  8. Hue Longer said on July 19th, 2007 at 5:05am #

    Thanks Da, I liked the Kissinger bit best

  9. Fazal Habib Curmally said on July 19th, 2007 at 5:31am #

    irst off pakistan is not at war in afghanistan. We are on your side in Pakistan only. If you say we are encouraging the Taliban and Al_Qaeda then leave us and go to some one you can trust. but don’t blame us for you screw ups.
    Forget India and Pakistan. Gary Powers was not a Pakistani and neither was the U-2 aircraft. Fighting the Russians in Afghanistan was initially a Pakistani-Saudi and somepart Chinese affair. The USA came in after the guerillas were successful and some 2 years later.
    Now the Americans are in Afghanistan. They are based out of Pakistan for logistics. First off Afghanistan is not Pakistan’s fight. Pakistan’s policy has been to recognise the Government in Kabul. If the Taliban were there we’d recognise them and then help them. By doing this, we’d have a chance to change them. Unhappily the USA didn’t use this approach and in the true “Here comes the cavalry” manner put in a minority government in power after haviung financed them in a clandestine manner for a few years.
    Why don’t you realise, that there is a civil war in Afghanistan and you are backing the wrong side. Back the right side and the Afghans will chase Bin Laden out and then you’ll get him and his gang. You must be clear about one thing and that is. Are you fighting the Taliban or are you fighting the Al-Qaeda? Taliban want you out of their country and the Al-Qaeda wants to destroy you. Remember they are not the same. and they are fighting a common enemyin Afghanistan.
    We in Pakistan have seen it in action and chased Al-Qaeda out. If the Afghans want to side with the Taliban then that is their right and not yours to dispute. You don’t own the world nor do you run it. Try and understand 50 million US dollars is not going to get you Bin laden. A few right actions will. You are dealing with a very proud people and this should be best remembered. They aren’t a bunch of backward terrorists. Incidentally I am not an Afghan but have lived in the NWFP for some time.

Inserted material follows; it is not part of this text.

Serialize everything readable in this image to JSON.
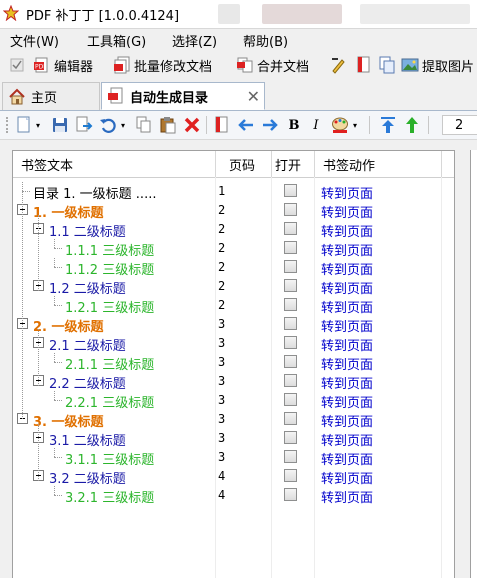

  10. AJ Nasreddin said on July 26th, 2007 at 8:00am #

    Doesn’t this article just try to take the focus off the REAL trouble-maker: The United States of America?

  11. Ouseph Yohanan said on July 26th, 2007 at 11:23pm #

    This is in reference to what GreenView Posted.

    Greenviews desperate attempt to connect Indus Valley Civilization with modern day Pakistan is simply an act of desperation and idiocy at its best. A nation that is slipping fast into a system where Burqa and AK 47 is seen as honorable is in now way remotely connected with Indus Valley Civilization. A nation which is hell bound on being more Arabic and Persian in nature. And add that to the fact, in Pakistan history starts from islamic advent.

    Also, greenviews comments about India are truly ignorant. His comments about Sati System shows how Pakistanis are indoctrinated in schools(if you can call that school). Sati System is dead. A couple of years ago, it became a sensation when a women jumped into funeral pyre. As such India, sati system is a dead system.

    Also, Greenview should call India just “India”. The word “Bharatam” is to be used by us. And the adjective “monstrous” signals mob mentality that Pakistanis hugely suffer from

    And last, Greenview can do better than providing pakistani links when neutral sources are so much abundant on net.

    Thank You

    Ouseph Yohanan
    Cochin
    India

  12. Ajinkya said on December 6th, 2008 at 8:32pm #

    Some one above said we (pakistan) are open minded…
    This is truely contracdictory…

    Couple of days before there was one news published, 5 womens were buried alive because they said they want to choose their life partners.